Camilo José Vergara takes his camera to the intersection Lou Reed sang about in 1967.
Camilo José Vergara takes his camera to Brooklyn’s Bed-Stuy neighborhood.
Slowly, native culture seems to be emerging from the shadows.
Thirty years ago, his likeness could be found in many poor, minority communities. Today, these images are disappearing as the buildings they were painted on have either collapsed or have been demolished.
Street fashion trends spotted in this part of the Bronx often spread to the rest of the world. Its diversity and density make it beautiful and memorable.
A French photographer captures the disconnect between the promise and the reality in the Indian capital’s hyper-privatized township.
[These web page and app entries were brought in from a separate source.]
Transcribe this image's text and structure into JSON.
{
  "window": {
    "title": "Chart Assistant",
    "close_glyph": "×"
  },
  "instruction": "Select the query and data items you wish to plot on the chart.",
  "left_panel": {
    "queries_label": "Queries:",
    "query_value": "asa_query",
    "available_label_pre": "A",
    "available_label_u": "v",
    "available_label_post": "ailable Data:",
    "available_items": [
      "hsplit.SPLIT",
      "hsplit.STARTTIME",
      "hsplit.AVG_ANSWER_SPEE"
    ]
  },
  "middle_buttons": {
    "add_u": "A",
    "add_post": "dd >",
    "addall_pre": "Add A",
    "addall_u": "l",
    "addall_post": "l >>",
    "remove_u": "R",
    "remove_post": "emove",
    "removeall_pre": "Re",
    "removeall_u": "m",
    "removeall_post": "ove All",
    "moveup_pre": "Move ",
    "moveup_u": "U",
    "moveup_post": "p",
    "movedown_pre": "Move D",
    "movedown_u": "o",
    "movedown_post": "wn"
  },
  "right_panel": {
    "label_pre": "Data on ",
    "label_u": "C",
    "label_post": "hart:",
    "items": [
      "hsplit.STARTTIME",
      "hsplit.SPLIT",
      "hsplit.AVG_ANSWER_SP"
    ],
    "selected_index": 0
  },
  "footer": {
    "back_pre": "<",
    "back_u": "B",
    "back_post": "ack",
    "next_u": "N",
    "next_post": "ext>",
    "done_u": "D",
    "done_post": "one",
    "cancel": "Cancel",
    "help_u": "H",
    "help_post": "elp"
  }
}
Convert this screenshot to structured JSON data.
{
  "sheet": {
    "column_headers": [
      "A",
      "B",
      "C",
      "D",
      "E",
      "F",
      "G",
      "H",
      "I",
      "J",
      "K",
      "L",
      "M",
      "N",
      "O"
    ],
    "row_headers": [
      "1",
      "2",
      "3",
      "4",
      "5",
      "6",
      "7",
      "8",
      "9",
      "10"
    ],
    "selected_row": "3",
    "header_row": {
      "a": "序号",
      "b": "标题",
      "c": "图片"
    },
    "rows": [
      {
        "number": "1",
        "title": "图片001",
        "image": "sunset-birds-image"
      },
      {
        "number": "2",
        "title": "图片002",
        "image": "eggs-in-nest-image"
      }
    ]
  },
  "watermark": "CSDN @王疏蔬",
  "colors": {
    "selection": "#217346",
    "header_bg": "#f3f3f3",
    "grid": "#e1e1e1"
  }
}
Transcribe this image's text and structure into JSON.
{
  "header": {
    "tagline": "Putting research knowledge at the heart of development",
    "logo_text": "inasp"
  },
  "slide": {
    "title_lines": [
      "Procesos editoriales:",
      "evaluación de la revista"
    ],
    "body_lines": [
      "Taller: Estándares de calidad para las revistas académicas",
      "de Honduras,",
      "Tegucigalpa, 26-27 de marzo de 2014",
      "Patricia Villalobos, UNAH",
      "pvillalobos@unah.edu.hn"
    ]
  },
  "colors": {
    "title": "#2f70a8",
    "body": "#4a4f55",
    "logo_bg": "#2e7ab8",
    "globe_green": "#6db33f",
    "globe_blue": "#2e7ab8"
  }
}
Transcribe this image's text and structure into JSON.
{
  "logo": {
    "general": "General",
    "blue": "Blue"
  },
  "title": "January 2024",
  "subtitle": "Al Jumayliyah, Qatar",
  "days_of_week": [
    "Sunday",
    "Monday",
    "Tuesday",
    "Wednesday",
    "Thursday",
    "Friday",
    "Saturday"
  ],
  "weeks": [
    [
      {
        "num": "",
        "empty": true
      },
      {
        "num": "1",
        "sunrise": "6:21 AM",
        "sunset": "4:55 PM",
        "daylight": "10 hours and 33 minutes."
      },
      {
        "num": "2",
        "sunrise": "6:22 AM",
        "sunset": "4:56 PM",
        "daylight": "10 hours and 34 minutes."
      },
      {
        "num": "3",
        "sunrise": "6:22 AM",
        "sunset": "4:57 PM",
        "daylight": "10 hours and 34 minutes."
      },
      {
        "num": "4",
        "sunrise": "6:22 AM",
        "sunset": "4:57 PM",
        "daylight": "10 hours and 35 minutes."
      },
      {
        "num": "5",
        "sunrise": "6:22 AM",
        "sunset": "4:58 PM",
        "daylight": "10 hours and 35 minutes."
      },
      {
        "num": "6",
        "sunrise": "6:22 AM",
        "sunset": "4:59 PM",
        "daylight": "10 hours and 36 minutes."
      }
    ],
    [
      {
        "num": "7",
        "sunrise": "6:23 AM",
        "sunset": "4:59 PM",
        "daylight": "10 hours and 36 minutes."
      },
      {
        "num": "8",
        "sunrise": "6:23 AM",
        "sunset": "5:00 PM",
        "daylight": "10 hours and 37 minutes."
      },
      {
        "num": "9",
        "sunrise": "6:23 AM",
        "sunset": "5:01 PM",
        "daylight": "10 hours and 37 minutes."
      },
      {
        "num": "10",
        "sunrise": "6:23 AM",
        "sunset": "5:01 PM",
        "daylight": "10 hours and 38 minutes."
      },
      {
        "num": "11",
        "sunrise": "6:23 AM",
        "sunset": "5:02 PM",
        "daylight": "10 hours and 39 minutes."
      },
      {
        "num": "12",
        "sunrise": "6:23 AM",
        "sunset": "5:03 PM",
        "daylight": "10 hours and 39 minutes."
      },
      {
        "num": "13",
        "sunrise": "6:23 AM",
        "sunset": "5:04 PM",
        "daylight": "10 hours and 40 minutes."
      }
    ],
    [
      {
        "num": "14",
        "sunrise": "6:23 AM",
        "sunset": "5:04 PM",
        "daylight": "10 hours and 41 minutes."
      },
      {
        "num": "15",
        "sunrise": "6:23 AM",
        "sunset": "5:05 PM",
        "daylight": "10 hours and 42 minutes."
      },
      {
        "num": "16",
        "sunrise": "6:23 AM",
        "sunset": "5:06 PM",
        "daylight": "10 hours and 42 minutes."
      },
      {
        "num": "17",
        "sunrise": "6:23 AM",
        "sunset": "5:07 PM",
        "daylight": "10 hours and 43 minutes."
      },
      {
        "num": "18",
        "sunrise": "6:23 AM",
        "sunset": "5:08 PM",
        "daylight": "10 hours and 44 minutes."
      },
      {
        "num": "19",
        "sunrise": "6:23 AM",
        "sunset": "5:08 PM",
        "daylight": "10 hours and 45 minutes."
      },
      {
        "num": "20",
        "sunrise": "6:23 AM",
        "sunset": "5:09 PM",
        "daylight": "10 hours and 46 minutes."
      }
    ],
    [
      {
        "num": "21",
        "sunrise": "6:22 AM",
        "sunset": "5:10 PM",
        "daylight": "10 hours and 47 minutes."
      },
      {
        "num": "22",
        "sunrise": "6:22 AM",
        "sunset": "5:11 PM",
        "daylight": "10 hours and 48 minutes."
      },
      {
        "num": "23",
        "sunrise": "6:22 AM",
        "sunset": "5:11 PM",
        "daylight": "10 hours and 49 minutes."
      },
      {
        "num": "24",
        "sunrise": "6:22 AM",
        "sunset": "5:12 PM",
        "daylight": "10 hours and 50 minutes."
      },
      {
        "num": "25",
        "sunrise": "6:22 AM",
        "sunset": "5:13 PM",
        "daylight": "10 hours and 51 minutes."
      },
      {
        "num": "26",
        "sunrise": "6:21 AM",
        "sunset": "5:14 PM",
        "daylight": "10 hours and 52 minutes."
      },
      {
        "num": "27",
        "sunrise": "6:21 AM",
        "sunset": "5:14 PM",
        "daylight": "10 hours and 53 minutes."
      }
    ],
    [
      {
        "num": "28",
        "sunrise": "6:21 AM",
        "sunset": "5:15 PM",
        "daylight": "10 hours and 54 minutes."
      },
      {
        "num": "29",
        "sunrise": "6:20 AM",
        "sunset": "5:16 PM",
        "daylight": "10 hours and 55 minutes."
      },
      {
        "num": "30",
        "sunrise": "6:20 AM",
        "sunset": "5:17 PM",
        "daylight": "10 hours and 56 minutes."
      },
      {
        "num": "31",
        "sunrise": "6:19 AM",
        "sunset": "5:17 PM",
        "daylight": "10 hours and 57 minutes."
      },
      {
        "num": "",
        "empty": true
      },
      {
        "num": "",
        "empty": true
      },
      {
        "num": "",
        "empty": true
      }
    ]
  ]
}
“We could solve the subsistence problem ourselves without asking anything of the government...” says an owner of 12 chinampas. “If things continue like this the chinampa economy will have disappeared completely in 20 years.”
The group’s Minister of Culture designed posters that were glued on the walls of decaying buildings in mostly black and Latino neighborhoods.
A glimpse into the often maligned and rarely appreciated police forces that manage the megacity.
Photographer and architect Rafael Herrin-Ferri explores the borough’s expressive architecture.
Francois Prost’s new photo series looks at Tianducheng, a town built to look exactly like the City of Lights.
For tourists in Midtown looking for the True Spirit of Christmas, photographer Chris Maggio knows just where to go.
A show in Montreal focuses on the province’s forgotten history with the geodesic dome leading up to Expo 67.
A Carolinian drives along a familiar road to make sense of what exists in between the South’s most regressive and progressive narratives.
A profession that dates back to Aztec times, most today are indigenous farmers on the grey divide between migration and seasonal work in the city.
Amidst heightened political tensions, city life in the hermit kingdom goes on.
Religious events help maintain organizational frameworks and a sense of identity in the formerly rural and mostly indigenous areas that now form Iztapalapa—Mexico City’s largest district. There’s honor to be had for the few who get to organize such events.
Gaspard-Félix Tournachon, known as “Nadar,” dared to take his camera out of the studio in the mid-1800s and into the skies and sewers of the city.
Ciudad Nezahualcoyotl was developed on top of the swampy remains of Lake Texoco by dubious subdividers after World War II. Thanks to some of its earliest residents, “Neza” has become a thriving hub of culture and commerce with running water and paved roads just outside Mexico’s capital.